    2018-07-01

    To determine the association between chronic periodontitis and erectile dysfunction adjusting for biochemical markers and other comorbidities. A case-control study was conducted on 158 male patients; 80 cases with erectile dysfunction according to the International Index of Erectile Function and 78 controls. Sociodemographic data were gathered, and a periodontal examination was performed. Testosterone, lipid profile, C-reactive protein and glycaemic parameters were assessed. All variables were compared between groups, and multivariate logistic regression analyses were performed. 74% of the cases were diagnosed with chronic periodontitis. Number of sites with pocket probing depth 4-6 mm (p = 0.05) and number of sites with clinical attachment loss >3 mm (p chronic periodontitis were more likely to have erectile dysfunction (OR=2.17; 95% CI (1.06-4.43); p = 0.03) independently of other confounders. Patients with erectile dysfunction showed worse periodontal condition. Chronic periodontitis seems to play a key role as a risk factor in the pathogenesis of erectile dysfunction independently of other morbidities. © 2018 John Wiley & Sons A/S. Published by John Wiley & Sons Ltd.
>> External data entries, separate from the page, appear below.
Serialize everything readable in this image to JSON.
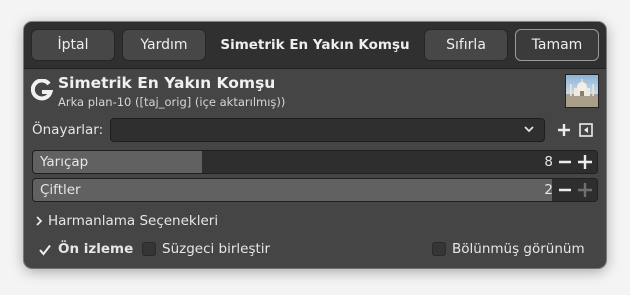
{
  "header": {
    "cancel_label": "İptal",
    "help_label": "Yardım",
    "title": "Simetrik En Yakın Komşu",
    "reset_label": "Sıfırla",
    "ok_label": "Tamam"
  },
  "procedure": {
    "title": "Simetrik En Yakın Komşu",
    "subtitle": "Arka plan-10 ([taj_orig] (içe aktarılmış))",
    "logo_icon": "gimp-logo-icon",
    "thumbnail_icon": "image-thumbnail-icon"
  },
  "presets": {
    "label": "Önayarlar:",
    "value": "",
    "add_icon": "plus-icon",
    "menu_icon": "preset-menu-icon"
  },
  "params": [
    {
      "label": "Yarıçap",
      "value": "8",
      "fill_fraction": 0.3,
      "plus_enabled": true
    },
    {
      "label": "Çiftler",
      "value": "2",
      "fill_fraction": 0.92,
      "plus_enabled": false
    }
  ],
  "blending": {
    "label": "Harmanlama Seçenekleri",
    "expanded": false
  },
  "options": {
    "preview_label": "Ön izleme",
    "preview_checked": true,
    "merge_label": "Süzgeci birleştir",
    "merge_checked": false,
    "split_label": "Bölünmüş görünüm",
    "split_checked": false
  },
  "colors": {
    "window_bg": "#454545",
    "header_bg": "#303030",
    "slider_fill": "#616161",
    "text": "#e6e6e6"
  }
}
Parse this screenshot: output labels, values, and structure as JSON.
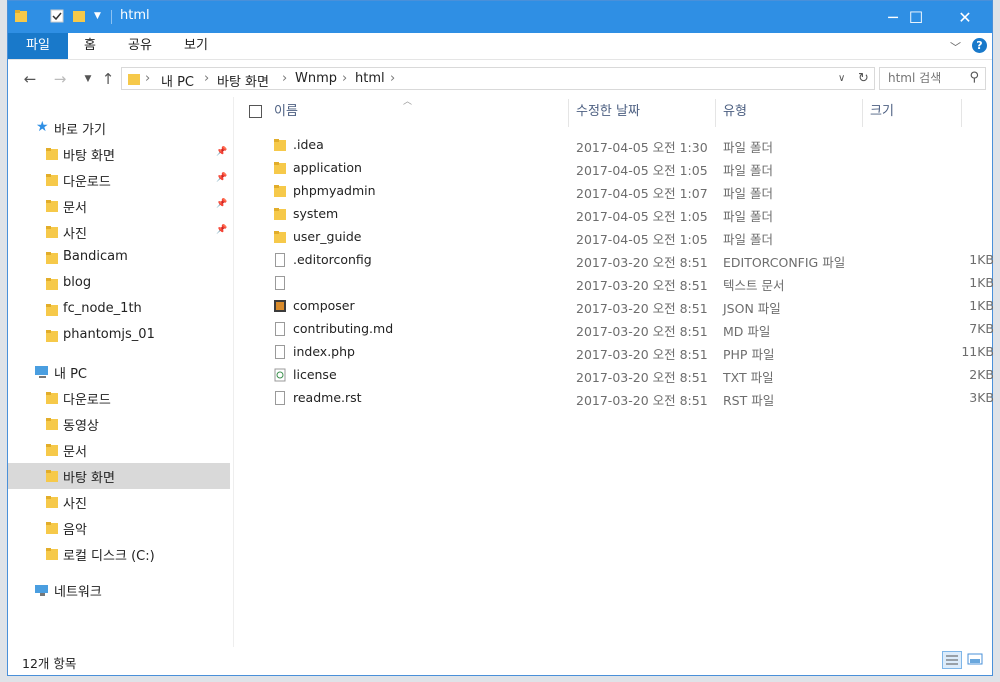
{
  "window": {
    "title": "html",
    "controls": {
      "minimize": "─",
      "maximize": "☐",
      "close": "✕"
    }
  },
  "ribbon": {
    "tabs": [
      {
        "label": "파일",
        "active": true
      },
      {
        "label": "홈",
        "active": false
      },
      {
        "label": "공유",
        "active": false
      },
      {
        "label": "보기",
        "active": false
      }
    ]
  },
  "address": {
    "crumbs": [
      "내 PC",
      "바탕 화면",
      "Wnmp",
      "html"
    ],
    "search_placeholder": "html 검색"
  },
  "nav": {
    "quick_access_label": "바로 가기",
    "quick_access": [
      {
        "label": "바탕 화면",
        "icon": "desktop-icon",
        "pinned": true
      },
      {
        "label": "다운로드",
        "icon": "download-icon",
        "pinned": true
      },
      {
        "label": "문서",
        "icon": "document-icon",
        "pinned": true
      },
      {
        "label": "사진",
        "icon": "pictures-icon",
        "pinned": true
      },
      {
        "label": "Bandicam",
        "icon": "folder-icon",
        "pinned": false
      },
      {
        "label": "blog",
        "icon": "folder-icon",
        "pinned": false
      },
      {
        "label": "fc_node_1th",
        "icon": "folder-icon",
        "pinned": false
      },
      {
        "label": "phantomjs_01",
        "icon": "folder-icon",
        "pinned": false
      }
    ],
    "this_pc_label": "내 PC",
    "this_pc": [
      {
        "label": "다운로드",
        "icon": "download-icon"
      },
      {
        "label": "동영상",
        "icon": "video-icon"
      },
      {
        "label": "문서",
        "icon": "document-icon"
      },
      {
        "label": "바탕 화면",
        "icon": "desktop-icon",
        "selected": true
      },
      {
        "label": "사진",
        "icon": "pictures-icon"
      },
      {
        "label": "음악",
        "icon": "music-icon"
      },
      {
        "label": "로컬 디스크 (C:)",
        "icon": "drive-icon"
      }
    ],
    "network_label": "네트워크"
  },
  "columns": {
    "name": "이름",
    "date": "수정한 날짜",
    "type": "유형",
    "size": "크기"
  },
  "files": [
    {
      "name": ".idea",
      "date": "2017-04-05 오전 1:30",
      "type": "파일 폴더",
      "size": "",
      "kind": "folder"
    },
    {
      "name": "application",
      "date": "2017-04-05 오전 1:05",
      "type": "파일 폴더",
      "size": "",
      "kind": "folder"
    },
    {
      "name": "phpmyadmin",
      "date": "2017-04-05 오전 1:07",
      "type": "파일 폴더",
      "size": "",
      "kind": "folder"
    },
    {
      "name": "system",
      "date": "2017-04-05 오전 1:05",
      "type": "파일 폴더",
      "size": "",
      "kind": "folder"
    },
    {
      "name": "user_guide",
      "date": "2017-04-05 오전 1:05",
      "type": "파일 폴더",
      "size": "",
      "kind": "folder"
    },
    {
      "name": ".editorconfig",
      "date": "2017-03-20 오전 8:51",
      "type": "EDITORCONFIG 파일",
      "size": "1KB",
      "kind": "file"
    },
    {
      "name": "",
      "date": "2017-03-20 오전 8:51",
      "type": "텍스트 문서",
      "size": "1KB",
      "kind": "text"
    },
    {
      "name": "composer",
      "date": "2017-03-20 오전 8:51",
      "type": "JSON 파일",
      "size": "1KB",
      "kind": "json"
    },
    {
      "name": "contributing.md",
      "date": "2017-03-20 오전 8:51",
      "type": "MD 파일",
      "size": "7KB",
      "kind": "file"
    },
    {
      "name": "index.php",
      "date": "2017-03-20 오전 8:51",
      "type": "PHP 파일",
      "size": "11KB",
      "kind": "file"
    },
    {
      "name": "license",
      "date": "2017-03-20 오전 8:51",
      "type": "TXT 파일",
      "size": "2KB",
      "kind": "txt"
    },
    {
      "name": "readme.rst",
      "date": "2017-03-20 오전 8:51",
      "type": "RST 파일",
      "size": "3KB",
      "kind": "file"
    }
  ],
  "status": {
    "item_count": "12개 항목"
  },
  "colors": {
    "title_bar": "#2f8fe4",
    "active_tab": "#1979ca",
    "folder": "#f6c94a",
    "selection": "#d9d9d9"
  }
}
  11. Characteristics of suicide attempts in anorexia and bulimia nervosa: a case-control study.

    Science.gov (United States)

    Guillaume, Sébastien; Jaussent, Isabelle; Olié, Emilie; Genty, Catherine; Bringer, Jacques; Courtet, Philippe; Schmidt, Ulrike

    2011-01-01

    Compared to other eating disorders, anorexia nervosa (AN) has the highest rates of completed suicide whereas suicide attempt rates are similar or lower than in bulimia nervosa (BN). Attempted suicide is a key predictor of suicide, thus this mismatch is intriguing. We sought to explore whether the clinical characteristics of suicidal acts differ between suicide attempters with AN, BN or without an eating disorders (ED). Case-control study in a cohort of suicide attempters (n = 1563). Forty-four patients with AN and 71 with BN were compared with 235 non-ED attempters matched for sex, age and education, using intervi